- Lack of a social support system: Social support is a fundamental element of healthy emotional functioning and the absence of such support can leave your loved one isolated within their suffering. This is particularly true if the deceased served as their primary source of social contact. Without trusted family and family to imbue your loved one with a sense of belonging or the opportunity to process their grief in a supportive environment, they may be less likely to move through that grief.
- The presence of a mental health disorder, substance use disorder, or childhood trauma: People who have a mental health disorder such as depression, anxiety, or post-traumatic stress disorder (PTSD), a substance use disorder, or who have experienced childhood trauma may be particularly vulnerable to complicated bereavement due to diminished ability to process distress in healthy ways. Complicated bereavement may also augment symptoms of mental health disorders and act as a trigger for substance abuse.
It is important to remember, of course, that complicated grief may be experienced even by people without any of these risk factors.
How to Help Someone With Complicated Bereavement
Complicated grief is both harrowing in and of itself and is associated with higher rates of suicide, serious illness, and social dysfunction. As such, it is vital that your loved one seeks treatment as early as possible in order to allow them to process their grief in healthy ways and restore emotional and behavioral harmony. The best thing you can do to help someone with complicated bereavement is to encourage them to connect with a comprehensive treatment program that can provided the specialized care needed to heal from this painful condition. Often, residential treatment is needed in order to ensure your loved one is safe and create rapid recovery.
A residential treatment program provides a warm, inclusive space in which your loved one can focus fully on healing. Surrounded by compassionate clinicians and peers, they will be able to participate in a range of evidence-based treatment modalities designed with their unique needs in mind, including individual psychotherapy and group therapies in which they can safely explore their experience of loss, receive social support, learn healthy coping mechanisms, and process any unresolved issues that may be hindering the recovery process. Ideally, the program you choose should offer programs specifically focused on grief and loss in which your loved one can grieve openly and know that they are not alone as they develop a renewed sense of purpose.

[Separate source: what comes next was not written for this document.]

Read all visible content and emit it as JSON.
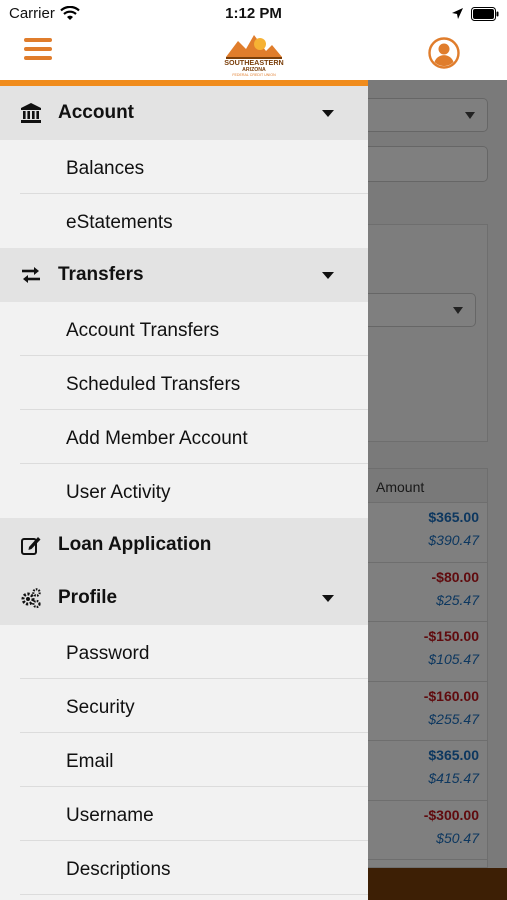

By participating in a broad spectrum of targeted therapies, your loved one can break through the cycle of craving and begin to imagine life beyond grief. Treatment must also address any pre-existing mental health disorders, substance use disorders, or childhood trauma in order to facilitate complete healing.
For some, the initial suggestion of treatment may be perceived as a demand that they “get over” their loss and they may fear that healing is an act of betrayal. It is important to remind them that while healthy grief is an expression of love, complicated bereavement is pain without purpose. Healing does not diminish the depth of affection for their lost loved one, but is a way of honoring both themselves and the person they lost. They will always carry the memories of their loved one, but they can do so with joy rather than sorrow as they begin to participate in living once again.
Bridges to Recovery offers comprehensive treatment for people struggling with mental health disorders as well as co-occurring disorders. Contact us to learn more about our renowned Los Angeles programs and how we can help you or your loved one start on the path to lasting wellness.